I have often prided myself on being a good “coper;” a person who, when the times and events require it, can simply deal with a negative situation or result and get through it. As one of my sons once told me, when describing a tough patch in his life, “Dad, I have learned that sometimes the best you can do some days is get through the day, go to sleep and wait for tomorrow to come.” At the time, it struck me as a darned important thing for an 18-year-old to have learned.
And so it has been with me, sort of. For instance, when I was involved with politics, I came to realize that elections are very binary ventures; as complex and interesting, as difficult and divisive as political issues can be. When it comes to elections, you either win and serve or lose and go home. And as much as I hated losing, I learned to deal with it when that was the hand that was dealt me. I was a “coper.” And coping meant dealing with it and moving on to the next thing. And so it has been at several junctures in my life where my aspirations and reality did not coincide.
But learning to cope does not only involve handling the negatives in one’s life. Coping also involves handling successes in a productive and thoughtful way. This was a lesson I missed several times in my younger days. And failing to “get” that lesson hindered my effectiveness in several cases. This is just one example.
When I was 24, I founded what is now the Community College of Vermont. It was, and still is, an unlikely success story for the institution and the people who worked there in the first 7-8 years, including me. Pretty heady stuff. As a result, when I retired from the presidency at age 32, I had never known defeat as a working professional adult. My mantra, unconsidered, was “If you work hard, things work out.” So, running for Lieutenant Governor of Vermont, which now looks as if it was a gross overreach, seemed like a reasonable next step at the time.

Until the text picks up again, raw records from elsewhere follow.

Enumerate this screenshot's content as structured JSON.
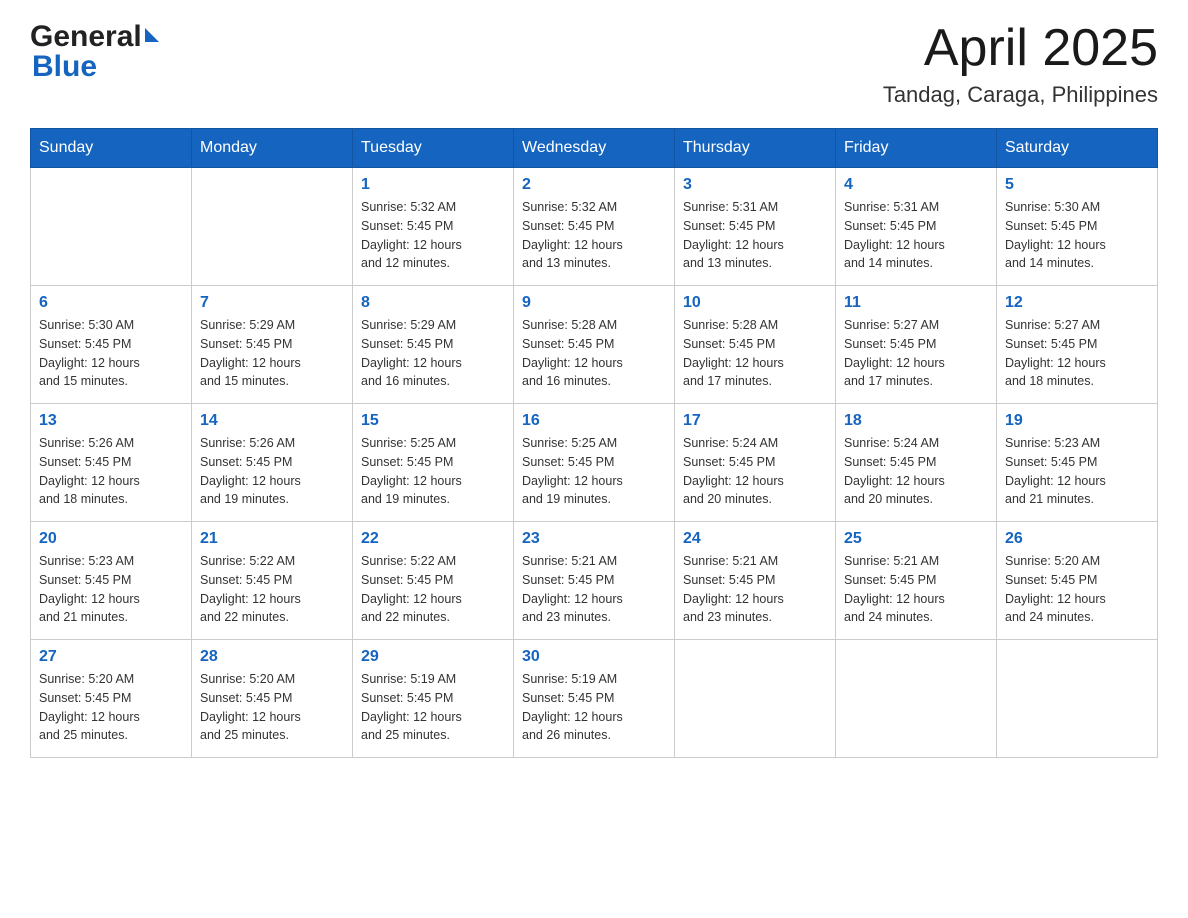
{
  "header": {
    "logo_general": "General",
    "logo_blue": "Blue",
    "month_year": "April 2025",
    "location": "Tandag, Caraga, Philippines"
  },
  "weekdays": [
    "Sunday",
    "Monday",
    "Tuesday",
    "Wednesday",
    "Thursday",
    "Friday",
    "Saturday"
  ],
  "weeks": [
    [
      {
        "day": "",
        "info": ""
      },
      {
        "day": "",
        "info": ""
      },
      {
        "day": "1",
        "info": "Sunrise: 5:32 AM\nSunset: 5:45 PM\nDaylight: 12 hours\nand 12 minutes."
      },
      {
        "day": "2",
        "info": "Sunrise: 5:32 AM\nSunset: 5:45 PM\nDaylight: 12 hours\nand 13 minutes."
      },
      {
        "day": "3",
        "info": "Sunrise: 5:31 AM\nSunset: 5:45 PM\nDaylight: 12 hours\nand 13 minutes."
      },
      {
        "day": "4",
        "info": "Sunrise: 5:31 AM\nSunset: 5:45 PM\nDaylight: 12 hours\nand 14 minutes."
      },
      {
        "day": "5",
        "info": "Sunrise: 5:30 AM\nSunset: 5:45 PM\nDaylight: 12 hours\nand 14 minutes."
      }
    ],
    [
      {
        "day": "6",
        "info": "Sunrise: 5:30 AM\nSunset: 5:45 PM\nDaylight: 12 hours\nand 15 minutes."
      },
      {
        "day": "7",
        "info": "Sunrise: 5:29 AM\nSunset: 5:45 PM\nDaylight: 12 hours\nand 15 minutes."
      },
      {
        "day": "8",
        "info": "Sunrise: 5:29 AM\nSunset: 5:45 PM\nDaylight: 12 hours\nand 16 minutes."
      },
      {
        "day": "9",
        "info": "Sunrise: 5:28 AM\nSunset: 5:45 PM\nDaylight: 12 hours\nand 16 minutes."
      },
      {
        "day": "10",
        "info": "Sunrise: 5:28 AM\nSunset: 5:45 PM\nDaylight: 12 hours\nand 17 minutes."
      },
      {
        "day": "11",
        "info": "Sunrise: 5:27 AM\nSunset: 5:45 PM\nDaylight: 12 hours\nand 17 minutes."
      },
      {
        "day": "12",
        "info": "Sunrise: 5:27 AM\nSunset: 5:45 PM\nDaylight: 12 hours\nand 18 minutes."
      }
    ],
    [
      {
        "day": "13",
        "info": "Sunrise: 5:26 AM\nSunset: 5:45 PM\nDaylight: 12 hours\nand 18 minutes."
      },
      {
        "day": "14",
        "info": "Sunrise: 5:26 AM\nSunset: 5:45 PM\nDaylight: 12 hours\nand 19 minutes."
      },
      {
        "day": "15",
        "info": "Sunrise: 5:25 AM\nSunset: 5:45 PM\nDaylight: 12 hours\nand 19 minutes."
      },
      {
        "day": "16",
        "info": "Sunrise: 5:25 AM\nSunset: 5:45 PM\nDaylight: 12 hours\nand 19 minutes."
      },
      {
        "day": "17",
        "info": "Sunrise: 5:24 AM\nSunset: 5:45 PM\nDaylight: 12 hours\nand 20 minutes."
      },
      {
        "day": "18",
        "info": "Sunrise: 5:24 AM\nSunset: 5:45 PM\nDaylight: 12 hours\nand 20 minutes."
      },
      {
        "day": "19",
        "info": "Sunrise: 5:23 AM\nSunset: 5:45 PM\nDaylight: 12 hours\nand 21 minutes."
      }
    ],
    [
      {
        "day": "20",
        "info": "Sunrise: 5:23 AM\nSunset: 5:45 PM\nDaylight: 12 hours\nand 21 minutes."
      },
      {
        "day": "21",
        "info": "Sunrise: 5:22 AM\nSunset: 5:45 PM\nDaylight: 12 hours\nand 22 minutes."
      },
      {
        "day": "22",
        "info": "Sunrise: 5:22 AM\nSunset: 5:45 PM\nDaylight: 12 hours\nand 22 minutes."
      },
      {
        "day": "23",
        "info": "Sunrise: 5:21 AM\nSunset: 5:45 PM\nDaylight: 12 hours\nand 23 minutes."
      },
      {
        "day": "24",
        "info": "Sunrise: 5:21 AM\nSunset: 5:45 PM\nDaylight: 12 hours\nand 23 minutes."
      },
      {
        "day": "25",
        "info": "Sunrise: 5:21 AM\nSunset: 5:45 PM\nDaylight: 12 hours\nand 24 minutes."
      },
      {
        "day": "26",
        "info": "Sunrise: 5:20 AM\nSunset: 5:45 PM\nDaylight: 12 hours\nand 24 minutes."
      }
    ],
    [
      {
        "day": "27",
        "info": "Sunrise: 5:20 AM\nSunset: 5:45 PM\nDaylight: 12 hours\nand 25 minutes."
      },
      {
        "day": "28",
        "info": "Sunrise: 5:20 AM\nSunset: 5:45 PM\nDaylight: 12 hours\nand 25 minutes."
      },
      {
        "day": "29",
        "info": "Sunrise: 5:19 AM\nSunset: 5:45 PM\nDaylight: 12 hours\nand 25 minutes."
      },
      {
        "day": "30",
        "info": "Sunrise: 5:19 AM\nSunset: 5:45 PM\nDaylight: 12 hours\nand 26 minutes."
      },
      {
        "day": "",
        "info": ""
      },
      {
        "day": "",
        "info": ""
      },
      {
        "day": "",
        "info": ""
      }
    ]
  ]
}
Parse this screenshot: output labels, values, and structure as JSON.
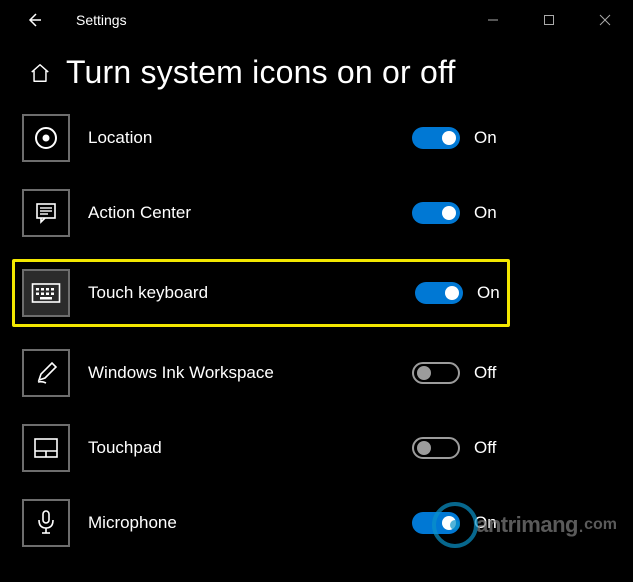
{
  "titlebar": {
    "title": "Settings"
  },
  "header": {
    "title": "Turn system icons on or off"
  },
  "labels": {
    "on": "On",
    "off": "Off"
  },
  "items": [
    {
      "key": "location",
      "label": "Location",
      "on": true,
      "icon": "location-icon"
    },
    {
      "key": "action-center",
      "label": "Action Center",
      "on": true,
      "icon": "action-center-icon"
    },
    {
      "key": "touch-keyboard",
      "label": "Touch keyboard",
      "on": true,
      "icon": "keyboard-icon",
      "highlight": true
    },
    {
      "key": "windows-ink",
      "label": "Windows Ink Workspace",
      "on": false,
      "icon": "pen-icon"
    },
    {
      "key": "touchpad",
      "label": "Touchpad",
      "on": false,
      "icon": "touchpad-icon"
    },
    {
      "key": "microphone",
      "label": "Microphone",
      "on": true,
      "icon": "microphone-icon"
    }
  ],
  "watermark": {
    "text": "antrimang",
    "suffix": "com"
  }
}
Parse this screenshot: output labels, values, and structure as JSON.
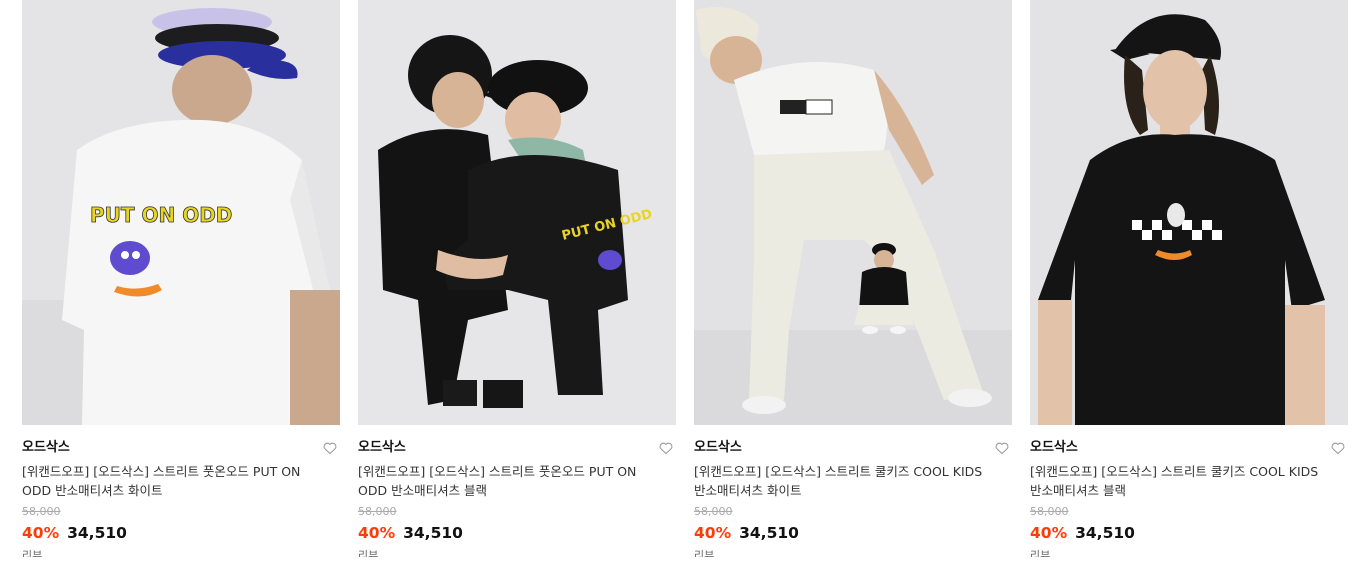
{
  "products": [
    {
      "brand": "오드삭스",
      "title": "[위캔드오프] [오드삭스] 스트리트 풋온오드 PUT ON ODD 반소매티셔츠 화이트",
      "original_price": "58,000",
      "discount": "40%",
      "price": "34,510",
      "photo_graphic_text": "PUT ON ODD",
      "cutoff_text": "리뷰"
    },
    {
      "brand": "오드삭스",
      "title": "[위캔드오프] [오드삭스] 스트리트 풋온오드 PUT ON ODD 반소매티셔츠 블랙",
      "original_price": "58,000",
      "discount": "40%",
      "price": "34,510",
      "photo_graphic_text": "PUT ON ODD",
      "cutoff_text": "리뷰"
    },
    {
      "brand": "오드삭스",
      "title": "[위캔드오프] [오드삭스] 스트리트 쿨키즈 COOL KIDS 반소매티셔츠 화이트",
      "original_price": "58,000",
      "discount": "40%",
      "price": "34,510",
      "cutoff_text": "리뷰"
    },
    {
      "brand": "오드삭스",
      "title": "[위캔드오프] [오드삭스] 스트리트 쿨키즈 COOL KIDS 반소매티셔츠 블랙",
      "original_price": "58,000",
      "discount": "40%",
      "price": "34,510",
      "cutoff_text": "리뷰"
    }
  ],
  "icons": {
    "wishlist": "heart-outline-icon"
  },
  "colors": {
    "discount": "#ff3b0a",
    "text": "#111111",
    "original_price": "#aaaaaa"
  }
}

It should come as no surprise that as I headed into the home stretch of my primary election campaign –well ahead of my opponent, the incumbent – I had still not had to experience “Coping Down.” And as a result, I had no idea at all about “Coping Up” to deal with success.
In retrospect, my lifelong friend, Chuck Butler, tried to help me. Chuck had been a journalist and a political advisor to the Governor, and later went on to a distinguished career with Blue Cross in Vermont and then Montana. As I stepped forward to accept the victory that night, he whispered to me, “Be humble.” And I was, speaking graciously about my now-defeated opponent and my upcoming opponent as well. In truth, however, as I think back on it, I took his human advice as merely tactical advice; a way to handle the evening. By Election Day, I had fallen from a strong front-runner to a narrowly-defeated candidate. Like I said, elections are very binary.
It wasn’t until almost 30 years later that I finally understood that coping with success was equally as important as coping with the negatives in life. I have come to understand that failing to achieve your expectations, whether personal or professional, can be a teacher of tremendous significance if you are ready for the lesson. Chuck wasn’t giving me tactical advice alone, he was trying to teach me that success, as well as failure, is always qualified by factors beyond your control; by the contributions of others; by the turn of events, and, yes, sometimes by simple luck.
When you learn how to “Cope Up,” how to understand and handle success, it is a very humbling moment.